Among the speakers was Michelle Kenney, the mother of Antwon Rose II. Her message to the audience was quick, simple and invoked the words of Fred Rogers.
“If you don’t remember anything else that I have said today, just remember this: if we want the people standing next to us and the generation behind us to be better, then we got to be better,” Kenney said.
Summer Lee, the state representative in Pennsylvania’s 34th district, thanked those who stayed at the rally despite the cold.
“That must mean you’re pissed about something,” she said.
However, she said that people should have been pissed sooner and must fight for intersectional causes.
“Why did it take the President threatening cis white women for us to get mad?” Lee asked.
Sarah Hall, an Allison Park resident, attended the march to support the Pittsburgh chapter of Moms Demand Action, a grassroots movement advocating for public safety measures that protect people from gun violence. She brought her two children — ages eight and five — to set an example of tolerance.
“I want to show my kids that all people are deserving of respect and love,” Hall said.
Although Aislin Connor is only 10, the Ross Township resident said taking action can influence anyone at any age.
“Maybe they’ll be inspired to come the next time it happens,” Connor said.

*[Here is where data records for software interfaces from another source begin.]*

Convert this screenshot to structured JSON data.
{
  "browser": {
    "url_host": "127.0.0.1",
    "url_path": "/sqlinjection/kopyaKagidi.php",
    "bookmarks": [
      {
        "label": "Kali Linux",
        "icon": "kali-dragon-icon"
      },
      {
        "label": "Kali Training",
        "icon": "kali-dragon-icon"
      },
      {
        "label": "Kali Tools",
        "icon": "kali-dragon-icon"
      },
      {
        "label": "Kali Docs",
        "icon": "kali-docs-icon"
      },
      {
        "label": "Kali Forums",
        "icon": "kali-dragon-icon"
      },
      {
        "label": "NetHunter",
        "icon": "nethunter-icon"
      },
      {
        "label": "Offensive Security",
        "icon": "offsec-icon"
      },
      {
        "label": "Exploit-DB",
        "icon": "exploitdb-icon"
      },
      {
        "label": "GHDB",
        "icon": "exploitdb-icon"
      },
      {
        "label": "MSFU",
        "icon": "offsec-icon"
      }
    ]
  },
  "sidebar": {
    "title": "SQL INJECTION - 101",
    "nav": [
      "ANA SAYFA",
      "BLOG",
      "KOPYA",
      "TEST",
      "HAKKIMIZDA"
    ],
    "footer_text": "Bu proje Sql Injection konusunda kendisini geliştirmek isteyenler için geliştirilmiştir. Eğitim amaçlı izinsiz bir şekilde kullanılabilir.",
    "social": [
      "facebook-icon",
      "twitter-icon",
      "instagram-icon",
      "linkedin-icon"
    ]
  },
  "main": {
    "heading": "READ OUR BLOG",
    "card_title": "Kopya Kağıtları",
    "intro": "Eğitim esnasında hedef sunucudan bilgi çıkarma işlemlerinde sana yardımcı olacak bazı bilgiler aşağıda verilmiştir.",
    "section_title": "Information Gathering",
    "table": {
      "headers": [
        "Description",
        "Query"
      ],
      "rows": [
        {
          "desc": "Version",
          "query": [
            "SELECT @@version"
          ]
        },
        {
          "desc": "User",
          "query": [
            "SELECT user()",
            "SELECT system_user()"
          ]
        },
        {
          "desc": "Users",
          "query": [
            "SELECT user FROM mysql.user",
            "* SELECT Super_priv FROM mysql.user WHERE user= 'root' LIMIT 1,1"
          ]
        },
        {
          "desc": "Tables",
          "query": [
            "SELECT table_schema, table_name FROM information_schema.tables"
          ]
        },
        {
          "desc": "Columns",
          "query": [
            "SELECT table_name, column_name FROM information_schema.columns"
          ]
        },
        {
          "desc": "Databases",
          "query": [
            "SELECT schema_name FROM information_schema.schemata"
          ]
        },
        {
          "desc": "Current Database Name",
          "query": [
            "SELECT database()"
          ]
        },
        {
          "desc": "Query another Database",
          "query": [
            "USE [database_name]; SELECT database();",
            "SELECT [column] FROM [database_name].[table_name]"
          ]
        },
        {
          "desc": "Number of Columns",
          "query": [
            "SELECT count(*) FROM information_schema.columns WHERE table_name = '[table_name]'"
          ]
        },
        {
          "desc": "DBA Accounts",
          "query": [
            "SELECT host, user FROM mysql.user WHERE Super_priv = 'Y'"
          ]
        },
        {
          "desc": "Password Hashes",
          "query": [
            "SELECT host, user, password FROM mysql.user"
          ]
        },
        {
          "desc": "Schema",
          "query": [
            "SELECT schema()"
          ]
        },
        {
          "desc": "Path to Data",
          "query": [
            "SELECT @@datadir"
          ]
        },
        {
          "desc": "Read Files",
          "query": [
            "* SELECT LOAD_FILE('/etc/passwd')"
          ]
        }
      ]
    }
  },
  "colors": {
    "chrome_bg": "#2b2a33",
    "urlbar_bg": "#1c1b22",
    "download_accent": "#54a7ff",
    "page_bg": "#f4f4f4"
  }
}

Divine Kennedy, a 19-year-old Point Park student said that making space and standing up for causes is universal and necessary to creating change, using the 1960s marches as an example.
“The only thing you can do is stay consistent,” she said.